Some watches are just right as digitals. By “right,” I mean that they just look as though they were always intended to have moving numbers rather than moving hands. There’s a good chance of getting burned at the horological stake for saying it, but the Seiko Tuna has always been one of them. Before you rush for the matches and the watch oil, a digital Tuna isn’t completely without precedent. After all, the H558-5009 “Arnie” in the early 1980s featured a small digital display.
And why not? Digitals are clear, reliable, robust, and good under both pressure and temperature variation. Diving watches need to be all those things and the Tuna, after all, is the arch-diver. And sure, a diving watch is a bit academic in these days of diving computers, but there are plenty of enthusiasts who still want a watch to go alongside their dive tech.
Looks like Seiko Japan have reached the same conclusion with the launch of the Prospex SBEP range.
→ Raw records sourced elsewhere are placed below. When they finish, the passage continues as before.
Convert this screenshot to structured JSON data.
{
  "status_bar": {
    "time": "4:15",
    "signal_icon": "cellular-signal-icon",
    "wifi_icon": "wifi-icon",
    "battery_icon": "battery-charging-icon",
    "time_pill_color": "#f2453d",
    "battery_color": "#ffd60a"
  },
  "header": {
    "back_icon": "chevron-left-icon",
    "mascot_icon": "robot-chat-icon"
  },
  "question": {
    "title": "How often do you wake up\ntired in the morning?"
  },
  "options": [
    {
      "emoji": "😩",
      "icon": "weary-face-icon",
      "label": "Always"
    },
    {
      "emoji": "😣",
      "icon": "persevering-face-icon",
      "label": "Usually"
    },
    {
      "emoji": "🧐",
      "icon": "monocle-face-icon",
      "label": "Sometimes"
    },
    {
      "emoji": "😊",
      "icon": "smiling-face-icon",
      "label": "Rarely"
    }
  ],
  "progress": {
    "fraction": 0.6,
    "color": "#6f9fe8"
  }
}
These are fully digital Tunas (you have no idea how hard it is to resist making some sort of bad pun about “fish fingers” at this point). Using Seiko’s typically snappy and memorable numbering system, the standard models have been christened SBEP001, SBEP003 and SBEP005. The SBEP007 model (so, Mr Bond, we meet again…) is limited to 600 units sold through Journal Standard shops, and there will be just 300 SBEP009s in Urban Research shops in Japan.
What does the range look like? The 001 has the standard black shroud case with silver pushers. The 003 features a neat nod to past glories with a Pepsi bezel, whereas the 005 blings it up with gold pushers. The 007 comes (of course) on a rugged nylon mil-strap (if only it had been the Bond pattern) with stainless pushers and screws, and the 009 is just black—plain black. If you’re a Hitchhikers’ Guide to Galaxy fan you may be reminded of Hotblack Desiato’s spaceship as described by Ford Perfect, “It’s so . . . black! You can hardly make out its shape . . . light just seems to fall into it!” If you’re a Tuna fan, you’re probably thinking more along the lines of a “Digi Darth.”